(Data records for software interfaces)
# # # # #

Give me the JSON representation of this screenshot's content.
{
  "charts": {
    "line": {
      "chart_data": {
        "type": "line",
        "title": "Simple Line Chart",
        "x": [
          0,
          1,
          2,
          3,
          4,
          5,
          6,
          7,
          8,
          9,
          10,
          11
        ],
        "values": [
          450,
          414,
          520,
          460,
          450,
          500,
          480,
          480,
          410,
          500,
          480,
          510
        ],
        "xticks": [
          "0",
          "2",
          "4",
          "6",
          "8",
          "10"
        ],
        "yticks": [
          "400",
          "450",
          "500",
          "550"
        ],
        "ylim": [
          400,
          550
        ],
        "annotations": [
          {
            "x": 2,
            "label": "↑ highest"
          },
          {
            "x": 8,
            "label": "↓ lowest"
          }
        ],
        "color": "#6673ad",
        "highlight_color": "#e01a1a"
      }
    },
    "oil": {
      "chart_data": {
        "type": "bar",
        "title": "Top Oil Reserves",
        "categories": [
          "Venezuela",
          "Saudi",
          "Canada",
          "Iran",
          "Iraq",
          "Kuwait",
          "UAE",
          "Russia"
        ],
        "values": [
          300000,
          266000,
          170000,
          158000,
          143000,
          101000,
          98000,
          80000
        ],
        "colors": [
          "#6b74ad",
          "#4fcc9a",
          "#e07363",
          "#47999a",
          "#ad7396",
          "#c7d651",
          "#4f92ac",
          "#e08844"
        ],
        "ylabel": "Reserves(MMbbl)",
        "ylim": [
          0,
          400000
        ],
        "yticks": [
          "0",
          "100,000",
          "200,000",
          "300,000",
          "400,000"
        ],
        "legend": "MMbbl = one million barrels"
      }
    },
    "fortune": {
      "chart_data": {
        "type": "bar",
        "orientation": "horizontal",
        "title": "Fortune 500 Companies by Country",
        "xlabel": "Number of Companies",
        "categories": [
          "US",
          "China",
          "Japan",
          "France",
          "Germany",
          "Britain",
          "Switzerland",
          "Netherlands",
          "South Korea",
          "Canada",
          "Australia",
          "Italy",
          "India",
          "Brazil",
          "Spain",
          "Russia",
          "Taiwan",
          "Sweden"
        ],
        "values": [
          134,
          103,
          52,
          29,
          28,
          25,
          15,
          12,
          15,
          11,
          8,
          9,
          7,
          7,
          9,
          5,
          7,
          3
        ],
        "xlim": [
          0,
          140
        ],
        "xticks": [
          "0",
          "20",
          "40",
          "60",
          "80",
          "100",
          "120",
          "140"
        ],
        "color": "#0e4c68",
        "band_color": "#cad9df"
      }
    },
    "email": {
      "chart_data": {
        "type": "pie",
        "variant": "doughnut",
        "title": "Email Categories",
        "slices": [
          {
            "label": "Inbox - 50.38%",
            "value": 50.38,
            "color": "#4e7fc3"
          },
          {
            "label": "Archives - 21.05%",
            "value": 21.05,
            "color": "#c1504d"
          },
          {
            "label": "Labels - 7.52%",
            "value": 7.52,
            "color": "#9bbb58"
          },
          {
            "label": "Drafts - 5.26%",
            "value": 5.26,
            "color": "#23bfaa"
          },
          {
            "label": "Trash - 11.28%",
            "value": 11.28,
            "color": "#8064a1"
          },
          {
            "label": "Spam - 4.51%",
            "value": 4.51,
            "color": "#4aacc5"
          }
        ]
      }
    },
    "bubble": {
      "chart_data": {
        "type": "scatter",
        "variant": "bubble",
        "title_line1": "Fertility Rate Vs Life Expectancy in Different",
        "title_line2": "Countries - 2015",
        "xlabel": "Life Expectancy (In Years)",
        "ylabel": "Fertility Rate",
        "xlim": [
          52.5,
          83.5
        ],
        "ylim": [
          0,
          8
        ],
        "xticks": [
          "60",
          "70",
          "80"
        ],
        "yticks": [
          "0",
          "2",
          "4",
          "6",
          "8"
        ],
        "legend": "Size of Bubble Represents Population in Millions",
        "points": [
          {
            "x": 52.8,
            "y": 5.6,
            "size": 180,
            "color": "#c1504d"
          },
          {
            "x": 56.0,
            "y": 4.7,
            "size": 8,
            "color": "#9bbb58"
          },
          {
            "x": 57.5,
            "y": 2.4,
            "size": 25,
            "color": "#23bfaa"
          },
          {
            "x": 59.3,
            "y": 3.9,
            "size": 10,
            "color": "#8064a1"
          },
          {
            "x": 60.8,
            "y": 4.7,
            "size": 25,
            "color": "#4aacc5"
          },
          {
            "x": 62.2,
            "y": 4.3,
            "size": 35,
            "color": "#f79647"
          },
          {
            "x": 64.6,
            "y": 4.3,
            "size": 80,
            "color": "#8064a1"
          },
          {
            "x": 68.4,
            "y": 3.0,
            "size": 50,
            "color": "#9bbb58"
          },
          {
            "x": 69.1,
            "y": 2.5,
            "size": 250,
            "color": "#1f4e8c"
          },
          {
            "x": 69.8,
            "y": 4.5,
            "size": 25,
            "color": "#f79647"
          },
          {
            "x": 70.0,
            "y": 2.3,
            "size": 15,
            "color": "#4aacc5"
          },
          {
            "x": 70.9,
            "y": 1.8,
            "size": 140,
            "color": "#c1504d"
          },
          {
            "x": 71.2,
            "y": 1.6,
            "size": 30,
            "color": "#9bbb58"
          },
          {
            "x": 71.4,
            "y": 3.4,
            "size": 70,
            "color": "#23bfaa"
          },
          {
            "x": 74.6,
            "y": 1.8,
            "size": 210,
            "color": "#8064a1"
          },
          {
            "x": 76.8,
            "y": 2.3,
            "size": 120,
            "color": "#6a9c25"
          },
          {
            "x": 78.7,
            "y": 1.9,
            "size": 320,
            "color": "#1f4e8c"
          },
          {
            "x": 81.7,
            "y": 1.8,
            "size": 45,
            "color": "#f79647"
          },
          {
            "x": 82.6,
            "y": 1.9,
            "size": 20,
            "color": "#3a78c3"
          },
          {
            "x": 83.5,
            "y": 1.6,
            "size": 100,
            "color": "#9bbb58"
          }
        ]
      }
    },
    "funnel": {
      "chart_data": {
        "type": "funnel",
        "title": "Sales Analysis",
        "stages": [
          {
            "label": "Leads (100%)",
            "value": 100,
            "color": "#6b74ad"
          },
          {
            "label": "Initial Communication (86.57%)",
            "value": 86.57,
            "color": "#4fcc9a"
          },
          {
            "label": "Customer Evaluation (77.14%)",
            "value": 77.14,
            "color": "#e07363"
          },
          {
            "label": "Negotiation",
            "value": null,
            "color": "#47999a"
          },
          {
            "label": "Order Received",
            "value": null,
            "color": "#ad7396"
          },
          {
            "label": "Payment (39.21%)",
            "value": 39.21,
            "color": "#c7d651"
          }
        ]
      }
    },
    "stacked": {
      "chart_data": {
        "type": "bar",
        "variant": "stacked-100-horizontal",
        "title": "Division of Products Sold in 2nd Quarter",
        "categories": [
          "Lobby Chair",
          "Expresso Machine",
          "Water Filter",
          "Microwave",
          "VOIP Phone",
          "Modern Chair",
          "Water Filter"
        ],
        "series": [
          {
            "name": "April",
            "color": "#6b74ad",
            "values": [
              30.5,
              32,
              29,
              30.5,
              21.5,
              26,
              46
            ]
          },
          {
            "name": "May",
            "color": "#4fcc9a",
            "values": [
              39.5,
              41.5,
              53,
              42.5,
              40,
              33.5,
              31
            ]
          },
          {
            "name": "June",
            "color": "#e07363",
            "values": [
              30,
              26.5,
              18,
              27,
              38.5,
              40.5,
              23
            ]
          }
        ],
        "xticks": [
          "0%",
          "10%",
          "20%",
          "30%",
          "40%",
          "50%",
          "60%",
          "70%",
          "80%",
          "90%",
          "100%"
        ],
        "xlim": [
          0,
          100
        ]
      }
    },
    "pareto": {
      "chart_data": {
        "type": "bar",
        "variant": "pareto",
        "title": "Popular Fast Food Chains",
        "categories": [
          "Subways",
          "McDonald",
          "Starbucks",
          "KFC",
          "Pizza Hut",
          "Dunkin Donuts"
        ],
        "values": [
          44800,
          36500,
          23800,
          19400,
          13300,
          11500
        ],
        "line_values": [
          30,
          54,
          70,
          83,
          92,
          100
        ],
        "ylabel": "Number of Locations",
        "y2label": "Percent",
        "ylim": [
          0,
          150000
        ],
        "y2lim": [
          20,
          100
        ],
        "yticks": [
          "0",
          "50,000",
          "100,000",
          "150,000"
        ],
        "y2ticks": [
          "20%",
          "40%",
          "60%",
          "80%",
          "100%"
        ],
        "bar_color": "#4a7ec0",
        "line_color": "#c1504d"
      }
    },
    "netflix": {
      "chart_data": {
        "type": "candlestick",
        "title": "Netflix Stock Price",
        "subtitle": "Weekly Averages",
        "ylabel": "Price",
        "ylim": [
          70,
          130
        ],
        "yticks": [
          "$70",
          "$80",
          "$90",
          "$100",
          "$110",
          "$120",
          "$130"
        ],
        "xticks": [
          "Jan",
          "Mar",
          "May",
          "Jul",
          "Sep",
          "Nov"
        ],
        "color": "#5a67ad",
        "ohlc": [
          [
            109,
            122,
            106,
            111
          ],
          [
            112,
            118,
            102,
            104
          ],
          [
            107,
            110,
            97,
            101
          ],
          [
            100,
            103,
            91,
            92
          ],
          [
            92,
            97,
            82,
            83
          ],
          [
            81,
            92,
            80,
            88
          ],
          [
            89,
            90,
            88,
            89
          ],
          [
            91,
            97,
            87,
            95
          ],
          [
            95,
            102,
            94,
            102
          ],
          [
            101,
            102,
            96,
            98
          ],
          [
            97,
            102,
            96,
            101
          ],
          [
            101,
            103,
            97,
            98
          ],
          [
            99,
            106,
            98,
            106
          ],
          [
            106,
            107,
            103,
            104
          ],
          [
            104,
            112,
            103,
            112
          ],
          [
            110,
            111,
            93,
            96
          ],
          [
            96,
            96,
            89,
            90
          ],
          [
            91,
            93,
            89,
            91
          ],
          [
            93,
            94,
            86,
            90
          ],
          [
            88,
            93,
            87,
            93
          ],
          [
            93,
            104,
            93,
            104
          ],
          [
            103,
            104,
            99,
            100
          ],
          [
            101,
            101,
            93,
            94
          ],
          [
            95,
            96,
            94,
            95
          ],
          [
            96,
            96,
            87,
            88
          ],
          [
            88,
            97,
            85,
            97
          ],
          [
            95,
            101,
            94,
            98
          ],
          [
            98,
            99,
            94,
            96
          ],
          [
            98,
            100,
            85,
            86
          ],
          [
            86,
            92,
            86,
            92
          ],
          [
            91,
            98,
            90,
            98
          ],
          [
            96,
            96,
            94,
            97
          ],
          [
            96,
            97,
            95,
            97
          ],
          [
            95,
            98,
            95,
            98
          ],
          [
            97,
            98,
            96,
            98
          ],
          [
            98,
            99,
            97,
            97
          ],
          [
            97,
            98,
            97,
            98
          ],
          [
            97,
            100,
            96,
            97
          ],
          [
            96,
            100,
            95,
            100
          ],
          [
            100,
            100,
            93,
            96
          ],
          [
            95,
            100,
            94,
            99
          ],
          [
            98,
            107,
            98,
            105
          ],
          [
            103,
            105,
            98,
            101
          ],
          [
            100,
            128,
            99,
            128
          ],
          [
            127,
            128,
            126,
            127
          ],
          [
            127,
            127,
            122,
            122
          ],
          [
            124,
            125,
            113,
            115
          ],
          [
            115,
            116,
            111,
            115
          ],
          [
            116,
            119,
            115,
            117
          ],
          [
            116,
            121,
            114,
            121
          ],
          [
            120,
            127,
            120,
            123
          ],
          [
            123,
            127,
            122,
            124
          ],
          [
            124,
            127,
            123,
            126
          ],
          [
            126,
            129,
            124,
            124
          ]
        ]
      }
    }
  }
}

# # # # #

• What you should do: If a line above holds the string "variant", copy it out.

• Answer for the task:
        "variant": "doughnut",
        "variant": "bubble",
        "variant": "stacked-100-horizontal",
        "variant": "pareto",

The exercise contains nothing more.